Please state how many lines of the data contain "JSON". The number by itself is enough.
┏━━
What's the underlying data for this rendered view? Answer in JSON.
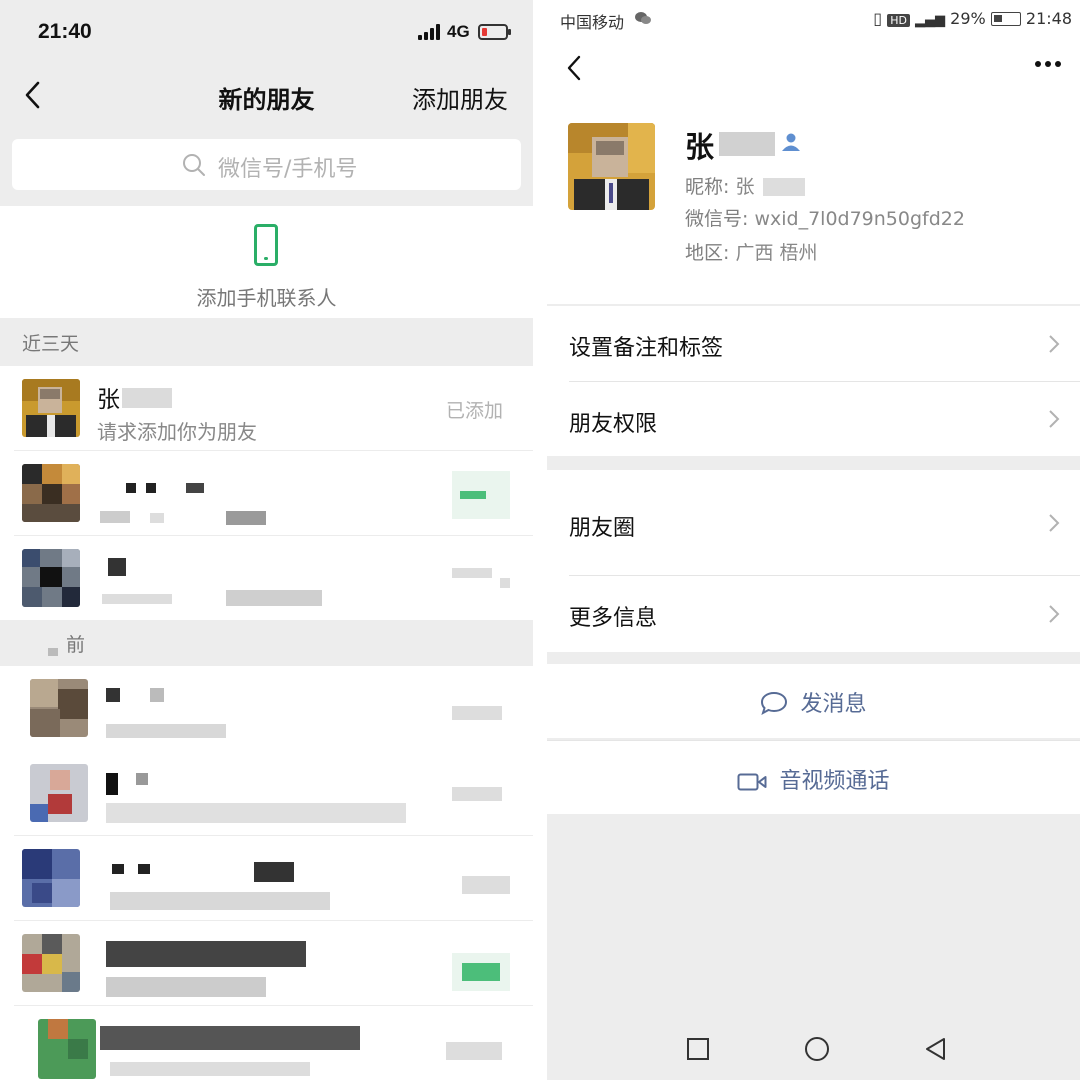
{
  "left": {
    "status": {
      "time": "21:40",
      "network": "4G"
    },
    "nav": {
      "title": "新的朋友",
      "action": "添加朋友"
    },
    "search": {
      "placeholder": "微信号/手机号"
    },
    "add_phone": {
      "label": "添加手机联系人"
    },
    "sections": {
      "recent": "近三天",
      "earlier": "前"
    },
    "requests": [
      {
        "name": "张",
        "message": "请求添加你为朋友",
        "status": "已添加"
      }
    ]
  },
  "right": {
    "status": {
      "carrier": "中国移动",
      "battery": "29%",
      "time": "21:48"
    },
    "profile": {
      "name": "张",
      "nickname_label": "昵称: ",
      "nickname": "张",
      "wechat_id_label": "微信号: ",
      "wechat_id": "wxid_7l0d79n50gfd22",
      "region_label": "地区: ",
      "region": "广西  梧州"
    },
    "menu": {
      "remark": "设置备注和标签",
      "permissions": "朋友权限",
      "moments": "朋友圈",
      "more": "更多信息"
    },
    "actions": {
      "message": "发消息",
      "call": "音视频通话"
    }
  },
  "colors": {
    "accent_green": "#2aae67",
    "link_blue": "#576b95",
    "background_gray": "#ededed"
  }
}
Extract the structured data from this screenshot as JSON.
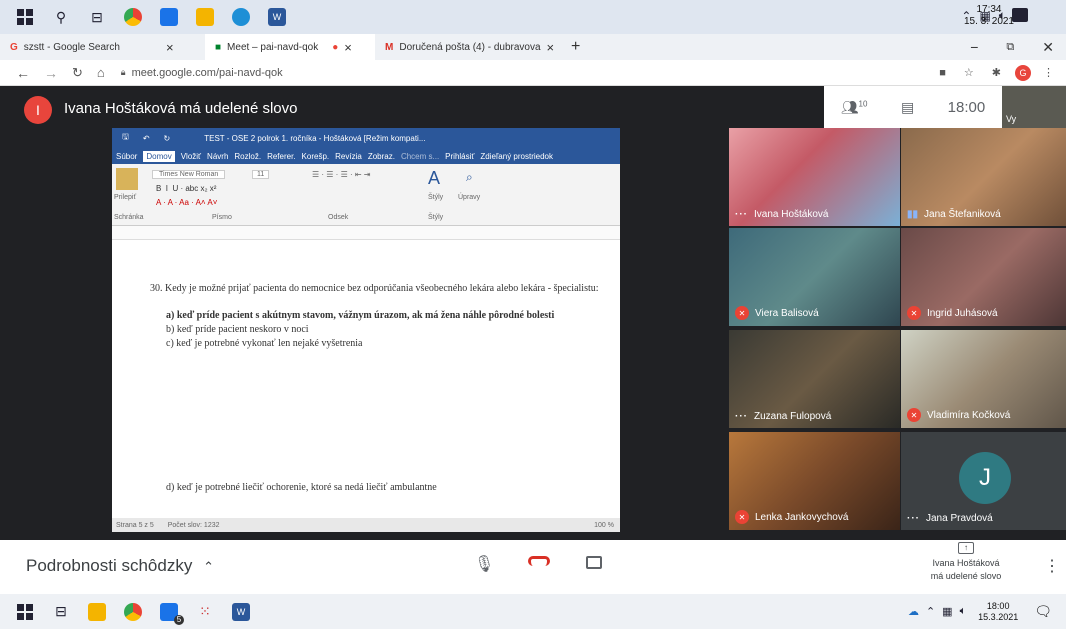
{
  "taskbar_top": {
    "icons": [
      "windows-icon",
      "search-icon",
      "task-view-icon",
      "chrome-icon",
      "mail-icon",
      "file-explorer-icon",
      "edge-icon",
      "word-icon"
    ],
    "clock_time": "17:34",
    "clock_date": "15. 3. 2021"
  },
  "tabs": [
    {
      "label": "szstt - Google Search"
    },
    {
      "label": "Meet – pai-navd-qok"
    },
    {
      "label": "Doručená pošta (4) - dubravova"
    }
  ],
  "address": {
    "url": "meet.google.com/pai-navd-qok"
  },
  "meet": {
    "presenter_initial": "I",
    "presenter_title": "Ivana Hoštáková má udelené slovo",
    "participants_count": "10",
    "time": "18:00",
    "self_label": "Vy"
  },
  "word": {
    "title": "TEST - OSE 2 polrok 1. ročníka - Hoštáková [Režim kompati...",
    "menu": [
      "Súbor",
      "Domov",
      "Vložiť",
      "Návrh",
      "Rozlož.",
      "Referer.",
      "Korešp.",
      "Revízia",
      "Zobraz.",
      "Chcem s...",
      "Prihlásiť",
      "Zdieľaný prostriedok"
    ],
    "font_name": "Times New Roman",
    "font_size": "11",
    "ribbon_paste": "Prilepiť",
    "ribbon_styles": "Štýly",
    "ribbon_edit": "Úpravy",
    "ribbon_groups": [
      "Schránka",
      "Písmo",
      "Odsek",
      "Štýly"
    ],
    "question": "30. Kedy je možné prijať pacienta do nemocnice bez odporúčania všeobecného lekára alebo lekára - špecialistu:",
    "answer_a": "a) keď príde pacient s akútnym stavom, vážnym úrazom, ak má žena náhle pôrodné bolesti",
    "answer_b": "b) keď príde pacient neskoro v noci",
    "answer_c": "c) keď je potrebné vykonať len nejaké vyšetrenia",
    "answer_d": "d) keď je potrebné liečiť ochorenie, ktoré sa nedá liečiť ambulantne",
    "status_page": "Strana 5 z 5",
    "status_words": "Počet slov: 1232",
    "zoom": "100 %"
  },
  "participants": [
    {
      "name": "Ivana Hoštáková",
      "status": "dots"
    },
    {
      "name": "Jana Štefaniková",
      "status": "bars"
    },
    {
      "name": "Viera Balisová",
      "status": "muted"
    },
    {
      "name": "Ingrid Juhásová",
      "status": "muted"
    },
    {
      "name": "Zuzana Fulopová",
      "status": "dots"
    },
    {
      "name": "Vladimíra Kočková",
      "status": "muted"
    },
    {
      "name": "Lenka Jankovychová",
      "status": "muted"
    },
    {
      "name": "Jana Pravdová",
      "status": "dots",
      "initial": "J"
    }
  ],
  "bottom": {
    "details_label": "Podrobnosti schôdzky",
    "presenting_line1": "Ivana Hoštáková",
    "presenting_line2": "má udelené slovo"
  },
  "taskbar_bottom": {
    "clock_time": "18:00",
    "clock_date": "15.3.2021",
    "mail_badge": "5"
  }
}
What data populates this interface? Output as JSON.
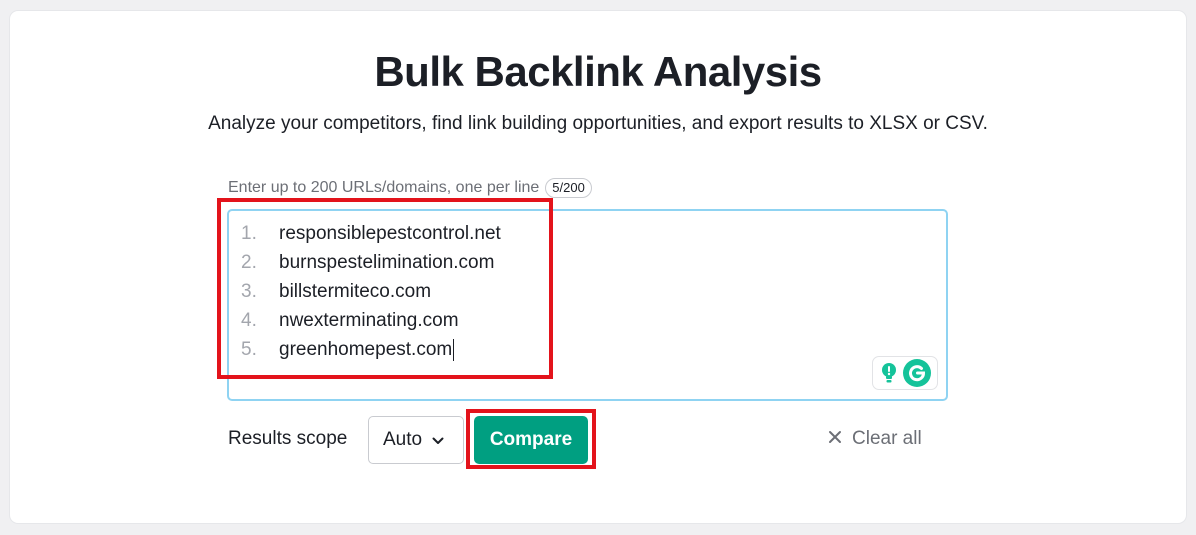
{
  "header": {
    "title": "Bulk Backlink Analysis",
    "subtitle": "Analyze your competitors, find link building opportunities, and export results to XLSX or CSV."
  },
  "input": {
    "label": "Enter up to 200 URLs/domains, one per line",
    "counter": "5/200",
    "lines": [
      {
        "num": "1.",
        "text": "responsiblepestcontrol.net"
      },
      {
        "num": "2.",
        "text": "burnspestelimination.com"
      },
      {
        "num": "3.",
        "text": "billstermiteco.com"
      },
      {
        "num": "4.",
        "text": "nwexterminating.com"
      },
      {
        "num": "5.",
        "text": "greenhomepest.com"
      }
    ]
  },
  "controls": {
    "scope_label": "Results scope",
    "scope_value": "Auto",
    "compare_label": "Compare",
    "clear_label": "Clear all"
  },
  "colors": {
    "accent": "#009f81",
    "highlight": "#e3131b",
    "focus_border": "#8fd3f2"
  },
  "icons": {
    "clear": "close-icon",
    "dropdown": "chevron-down-icon",
    "grammarly_suggest": "lightbulb-icon",
    "grammarly_logo": "grammarly-icon"
  }
}
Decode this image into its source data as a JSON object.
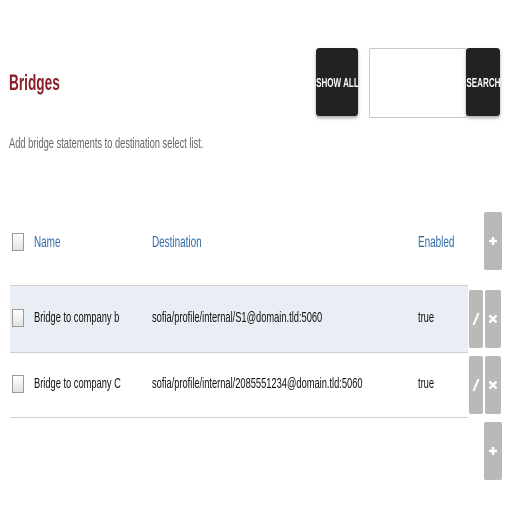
{
  "page": {
    "title": "Bridges",
    "description": "Add bridge statements to destination select list."
  },
  "toolbar": {
    "show_all_label": "SHOW ALL",
    "search_value": "",
    "search_label": "SEARCH"
  },
  "table": {
    "columns": {
      "name": "Name",
      "destination": "Destination",
      "enabled": "Enabled"
    },
    "rows": [
      {
        "name": "Bridge to company b",
        "destination": "sofia/profile/internal/S1@domain.tld:5060",
        "enabled": "true"
      },
      {
        "name": "Bridge to company C",
        "destination": "sofia/profile/internal/2085551234@domain.tld:5060",
        "enabled": "true"
      }
    ]
  },
  "icons": {
    "add": "plus-icon",
    "edit": "pencil-icon",
    "delete": "x-icon"
  },
  "colors": {
    "title": "#8b1e2b",
    "header_link": "#2f6aa6",
    "dark_button": "#222222",
    "action_button": "#b9b9b9",
    "row_highlight": "#e9edf4"
  }
}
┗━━
ANSWER AREA: 4